Read More From Exemplore
Wicca Without Incense
The whole point of incense is to use the power of scent—which is very evocative—to help promote the right state of mind for ritual (ritual consciousness). There are ways other than incense to bring scent into your ritual.
Scent sticks in bottles of oil are one option, but you can also purchase essential oils and use them in a small electric oil diffuser. A diffuser has a place for you to put oil, and when you turn it on, it heats up to convert the moisture in it to steam, diffusing the scent into the room. If you don’t have a diffuser, place a cotton ball in a tiny bowl and put a few drops of oil on it. This will infuse the scent in the room.
Another alternative is potpourri—keep a basket or herbal sachet on the altar and replace it when the scent goes dull. You can even make these yourself by mixing fresh and dried herbs, wood chips, fruit peels, and essential oils. You might also want a potpourri electric crockpot, in which you add water and potpourri. Turn it on, and it heats up, steaming the room with the lovely scents you put in there.
Wicca Without Blades
Though the athame—the ritual knife—is a standard tool of Wicca used for directing energy, it’s not irreplaceable. You can omit it altogether if you like—use a wand. A wand is easy enough for you to make—just find a nice stick from a tree you love and decorate it a bit if you want. The wand is a gentler tool than the athame but serves the same purpose—directing energy.
Your finger, incidentally, also can be used for the same purpose. If you want something a little more blade-like, but is legal for a minor to have, consider getting a fancy letter opener.
Meaning Over Material
Don’t hesitate to look around the house and make your own substitutions. What it all comes down to is this: is your tool meaningful to you? Does it help promote ritual consciousness? Does it do the job that you need doing?
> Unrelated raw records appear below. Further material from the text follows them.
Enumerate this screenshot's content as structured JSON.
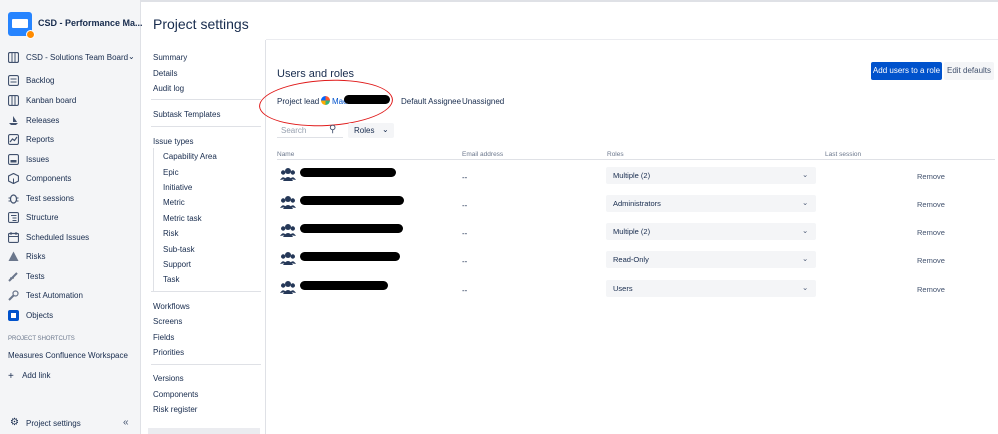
{
  "sidebar": {
    "project_name": "CSD - Performance Ma...",
    "board": "CSD - Solutions Team Board",
    "nav": [
      {
        "label": "Backlog",
        "icon": "backlog-icon"
      },
      {
        "label": "Kanban board",
        "icon": "board-icon"
      },
      {
        "label": "Releases",
        "icon": "ship-icon"
      },
      {
        "label": "Reports",
        "icon": "chart-icon"
      },
      {
        "label": "Issues",
        "icon": "issues-icon"
      },
      {
        "label": "Components",
        "icon": "components-icon"
      },
      {
        "label": "Test sessions",
        "icon": "bug-icon"
      },
      {
        "label": "Structure",
        "icon": "structure-icon"
      },
      {
        "label": "Scheduled Issues",
        "icon": "calendar-icon"
      },
      {
        "label": "Risks",
        "icon": "warning-icon"
      },
      {
        "label": "Tests",
        "icon": "flask-icon"
      },
      {
        "label": "Test Automation",
        "icon": "wrench-icon"
      },
      {
        "label": "Objects",
        "icon": "objects-icon"
      }
    ],
    "shortcuts_title": "PROJECT SHORTCUTS",
    "shortcut": "Measures Confluence Workspace",
    "add_link": "Add link",
    "footer": "Project settings"
  },
  "page_title": "Project settings",
  "settings_menu": {
    "group1": [
      "Summary",
      "Details",
      "Audit log"
    ],
    "subtask_templates": "Subtask Templates",
    "issue_types": "Issue types",
    "issue_type_items": [
      "Capability Area",
      "Epic",
      "Initiative",
      "Metric",
      "Metric task",
      "Risk",
      "Sub-task",
      "Support",
      "Task"
    ],
    "group3": [
      "Workflows",
      "Screens",
      "Fields",
      "Priorities"
    ],
    "group4": [
      "Versions",
      "Components",
      "Risk register"
    ]
  },
  "main": {
    "heading": "Users and roles",
    "add_users_button": "Add users to a role",
    "edit_defaults_button": "Edit defaults",
    "project_lead_label": "Project lead",
    "project_lead_name": "Maes",
    "default_assignee_label": "Default Assignee",
    "default_assignee_value": "Unassigned",
    "search_placeholder": "Search",
    "roles_filter": "Roles",
    "columns": {
      "name": "Name",
      "email": "Email address",
      "roles": "Roles",
      "last_session": "Last session"
    },
    "rows": [
      {
        "email": "--",
        "role": "Multiple (2)",
        "action": "Remove"
      },
      {
        "email": "--",
        "role": "Administrators",
        "action": "Remove"
      },
      {
        "email": "--",
        "role": "Multiple (2)",
        "action": "Remove"
      },
      {
        "email": "--",
        "role": "Read-Only",
        "action": "Remove"
      },
      {
        "email": "--",
        "role": "Users",
        "action": "Remove"
      }
    ]
  },
  "colors": {
    "primary": "#0052cc",
    "annotation": "#e01b1b",
    "sidebar_bg": "#f4f5f7"
  }
}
If so, then don’t hesitate to use your instincts for such things.
Your parents are already more understanding than most by allowing you to explore your spirituality in your own way. Meet them halfway, and respect their house rules. You’ll find you can focus on your religion a lot better when you’re getting into it peacefully, rather than fighting with parents about it.
This content is accurate and true to the best of the author’s knowledge and is not meant to substitute for formal and individualized advice from a qualified professional.
© 2013 Mackenzie Sage Wright
Megan on December 07, 2014:
Thank you so much! This was so helpful :)